## Available data
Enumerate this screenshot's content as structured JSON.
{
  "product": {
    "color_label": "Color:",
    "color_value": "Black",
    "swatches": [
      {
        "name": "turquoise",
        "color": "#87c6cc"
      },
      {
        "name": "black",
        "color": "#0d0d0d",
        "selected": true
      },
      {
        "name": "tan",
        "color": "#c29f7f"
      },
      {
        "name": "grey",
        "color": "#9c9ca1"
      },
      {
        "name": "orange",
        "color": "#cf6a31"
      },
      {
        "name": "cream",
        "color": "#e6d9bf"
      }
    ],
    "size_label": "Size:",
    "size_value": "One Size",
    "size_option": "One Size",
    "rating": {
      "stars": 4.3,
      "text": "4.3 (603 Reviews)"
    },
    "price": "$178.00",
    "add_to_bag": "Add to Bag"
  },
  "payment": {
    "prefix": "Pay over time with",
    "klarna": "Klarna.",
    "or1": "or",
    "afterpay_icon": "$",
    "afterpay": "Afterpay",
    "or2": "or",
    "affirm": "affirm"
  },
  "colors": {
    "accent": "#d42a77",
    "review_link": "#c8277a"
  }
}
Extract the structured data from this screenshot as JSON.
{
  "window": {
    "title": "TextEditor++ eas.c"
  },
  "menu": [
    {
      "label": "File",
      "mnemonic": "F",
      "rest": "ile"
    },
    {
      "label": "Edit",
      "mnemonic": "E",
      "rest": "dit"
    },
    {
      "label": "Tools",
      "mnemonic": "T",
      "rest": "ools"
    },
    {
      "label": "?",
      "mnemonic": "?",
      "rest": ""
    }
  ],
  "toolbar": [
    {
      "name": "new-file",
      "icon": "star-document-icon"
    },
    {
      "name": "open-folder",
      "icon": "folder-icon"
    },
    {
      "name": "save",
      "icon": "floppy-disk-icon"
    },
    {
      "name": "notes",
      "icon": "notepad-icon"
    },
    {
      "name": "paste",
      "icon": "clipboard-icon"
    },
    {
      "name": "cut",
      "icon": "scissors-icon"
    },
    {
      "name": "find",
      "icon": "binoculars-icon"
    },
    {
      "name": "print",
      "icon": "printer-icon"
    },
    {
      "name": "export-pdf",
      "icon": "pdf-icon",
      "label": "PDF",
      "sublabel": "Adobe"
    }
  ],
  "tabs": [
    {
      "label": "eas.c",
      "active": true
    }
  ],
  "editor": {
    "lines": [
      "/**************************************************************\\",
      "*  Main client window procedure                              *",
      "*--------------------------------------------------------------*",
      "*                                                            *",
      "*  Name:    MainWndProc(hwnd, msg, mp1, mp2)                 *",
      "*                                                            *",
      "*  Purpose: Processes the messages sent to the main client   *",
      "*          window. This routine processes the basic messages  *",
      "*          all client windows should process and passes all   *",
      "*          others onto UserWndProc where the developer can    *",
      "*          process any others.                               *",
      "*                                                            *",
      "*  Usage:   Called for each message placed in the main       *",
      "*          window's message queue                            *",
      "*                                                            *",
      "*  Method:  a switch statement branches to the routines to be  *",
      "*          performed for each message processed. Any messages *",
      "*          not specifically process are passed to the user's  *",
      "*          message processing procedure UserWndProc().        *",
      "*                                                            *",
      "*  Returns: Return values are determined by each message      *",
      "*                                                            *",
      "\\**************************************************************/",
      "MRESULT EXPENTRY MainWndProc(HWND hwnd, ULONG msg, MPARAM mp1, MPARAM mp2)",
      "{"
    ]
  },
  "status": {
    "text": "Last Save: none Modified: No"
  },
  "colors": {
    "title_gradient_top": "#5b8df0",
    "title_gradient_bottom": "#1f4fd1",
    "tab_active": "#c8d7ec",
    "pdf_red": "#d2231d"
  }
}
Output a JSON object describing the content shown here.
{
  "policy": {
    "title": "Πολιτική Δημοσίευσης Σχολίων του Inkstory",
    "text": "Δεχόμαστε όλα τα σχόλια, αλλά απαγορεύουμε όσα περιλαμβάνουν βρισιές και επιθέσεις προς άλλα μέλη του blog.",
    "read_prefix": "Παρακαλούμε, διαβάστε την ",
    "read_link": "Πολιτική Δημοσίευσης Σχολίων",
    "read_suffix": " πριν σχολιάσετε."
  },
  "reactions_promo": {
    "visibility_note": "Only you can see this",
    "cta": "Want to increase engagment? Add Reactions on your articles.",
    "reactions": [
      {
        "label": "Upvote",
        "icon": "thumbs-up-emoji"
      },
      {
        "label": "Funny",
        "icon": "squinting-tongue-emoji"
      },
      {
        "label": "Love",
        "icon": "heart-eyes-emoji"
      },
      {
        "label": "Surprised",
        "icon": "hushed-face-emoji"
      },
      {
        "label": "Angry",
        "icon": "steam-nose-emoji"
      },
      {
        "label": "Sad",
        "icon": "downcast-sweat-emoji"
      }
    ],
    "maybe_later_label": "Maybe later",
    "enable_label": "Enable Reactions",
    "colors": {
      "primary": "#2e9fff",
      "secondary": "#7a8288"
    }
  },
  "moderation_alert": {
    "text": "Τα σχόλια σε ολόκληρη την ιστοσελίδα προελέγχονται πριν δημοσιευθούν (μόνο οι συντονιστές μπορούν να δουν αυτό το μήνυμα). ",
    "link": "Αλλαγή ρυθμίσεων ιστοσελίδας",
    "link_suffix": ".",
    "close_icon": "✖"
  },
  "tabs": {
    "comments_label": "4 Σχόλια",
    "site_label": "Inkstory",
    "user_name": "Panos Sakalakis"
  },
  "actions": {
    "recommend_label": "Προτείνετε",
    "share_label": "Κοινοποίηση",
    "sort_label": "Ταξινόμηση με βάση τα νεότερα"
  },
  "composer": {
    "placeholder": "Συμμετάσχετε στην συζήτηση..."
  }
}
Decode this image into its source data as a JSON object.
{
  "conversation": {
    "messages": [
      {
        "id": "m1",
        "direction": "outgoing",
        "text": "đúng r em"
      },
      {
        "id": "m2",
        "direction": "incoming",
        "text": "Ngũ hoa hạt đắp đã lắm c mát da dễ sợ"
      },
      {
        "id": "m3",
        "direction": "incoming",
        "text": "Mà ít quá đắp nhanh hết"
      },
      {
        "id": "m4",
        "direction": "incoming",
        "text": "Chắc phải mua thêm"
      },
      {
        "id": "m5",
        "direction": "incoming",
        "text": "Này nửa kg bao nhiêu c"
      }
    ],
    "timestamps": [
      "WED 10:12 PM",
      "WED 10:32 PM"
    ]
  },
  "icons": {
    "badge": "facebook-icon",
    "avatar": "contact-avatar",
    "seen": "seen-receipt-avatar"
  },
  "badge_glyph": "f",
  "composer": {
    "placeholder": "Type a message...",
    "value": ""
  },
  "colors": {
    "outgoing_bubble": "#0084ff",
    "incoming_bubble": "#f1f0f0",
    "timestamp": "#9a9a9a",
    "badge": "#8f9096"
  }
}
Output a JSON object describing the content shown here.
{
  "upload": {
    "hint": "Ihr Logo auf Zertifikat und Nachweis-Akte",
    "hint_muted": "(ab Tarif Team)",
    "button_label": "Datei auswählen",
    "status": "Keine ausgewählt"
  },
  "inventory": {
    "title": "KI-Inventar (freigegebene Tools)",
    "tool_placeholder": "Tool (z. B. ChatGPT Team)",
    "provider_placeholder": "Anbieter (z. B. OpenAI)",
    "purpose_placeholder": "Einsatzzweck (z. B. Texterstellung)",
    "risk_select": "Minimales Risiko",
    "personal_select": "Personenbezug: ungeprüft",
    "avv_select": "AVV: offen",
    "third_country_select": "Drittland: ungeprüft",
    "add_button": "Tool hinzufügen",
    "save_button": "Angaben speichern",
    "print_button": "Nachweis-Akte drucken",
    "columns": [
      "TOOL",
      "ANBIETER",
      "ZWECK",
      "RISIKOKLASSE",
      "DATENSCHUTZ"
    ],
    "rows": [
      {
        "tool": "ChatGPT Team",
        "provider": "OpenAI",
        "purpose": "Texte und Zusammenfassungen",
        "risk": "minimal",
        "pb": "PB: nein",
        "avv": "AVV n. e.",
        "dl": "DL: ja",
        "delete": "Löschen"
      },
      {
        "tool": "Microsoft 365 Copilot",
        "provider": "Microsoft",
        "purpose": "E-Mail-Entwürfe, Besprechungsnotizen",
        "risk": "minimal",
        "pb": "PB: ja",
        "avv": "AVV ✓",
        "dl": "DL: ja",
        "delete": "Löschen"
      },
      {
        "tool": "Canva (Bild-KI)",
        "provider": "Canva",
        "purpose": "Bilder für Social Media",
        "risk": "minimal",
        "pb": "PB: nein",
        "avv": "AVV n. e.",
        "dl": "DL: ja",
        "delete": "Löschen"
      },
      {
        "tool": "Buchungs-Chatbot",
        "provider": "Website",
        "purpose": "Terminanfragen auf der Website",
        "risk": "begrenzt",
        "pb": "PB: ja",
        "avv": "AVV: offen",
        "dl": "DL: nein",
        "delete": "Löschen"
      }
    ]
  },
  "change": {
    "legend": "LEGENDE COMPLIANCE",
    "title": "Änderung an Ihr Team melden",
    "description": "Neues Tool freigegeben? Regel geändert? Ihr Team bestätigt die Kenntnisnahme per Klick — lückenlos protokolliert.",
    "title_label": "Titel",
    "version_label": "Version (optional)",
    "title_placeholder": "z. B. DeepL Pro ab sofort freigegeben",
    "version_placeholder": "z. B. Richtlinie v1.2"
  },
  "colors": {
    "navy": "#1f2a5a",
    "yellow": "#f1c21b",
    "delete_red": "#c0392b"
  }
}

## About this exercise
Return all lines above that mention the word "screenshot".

## Answer box
Enumerate this screenshot's content as structured JSON.
Extract the structured data from this screenshot as JSON.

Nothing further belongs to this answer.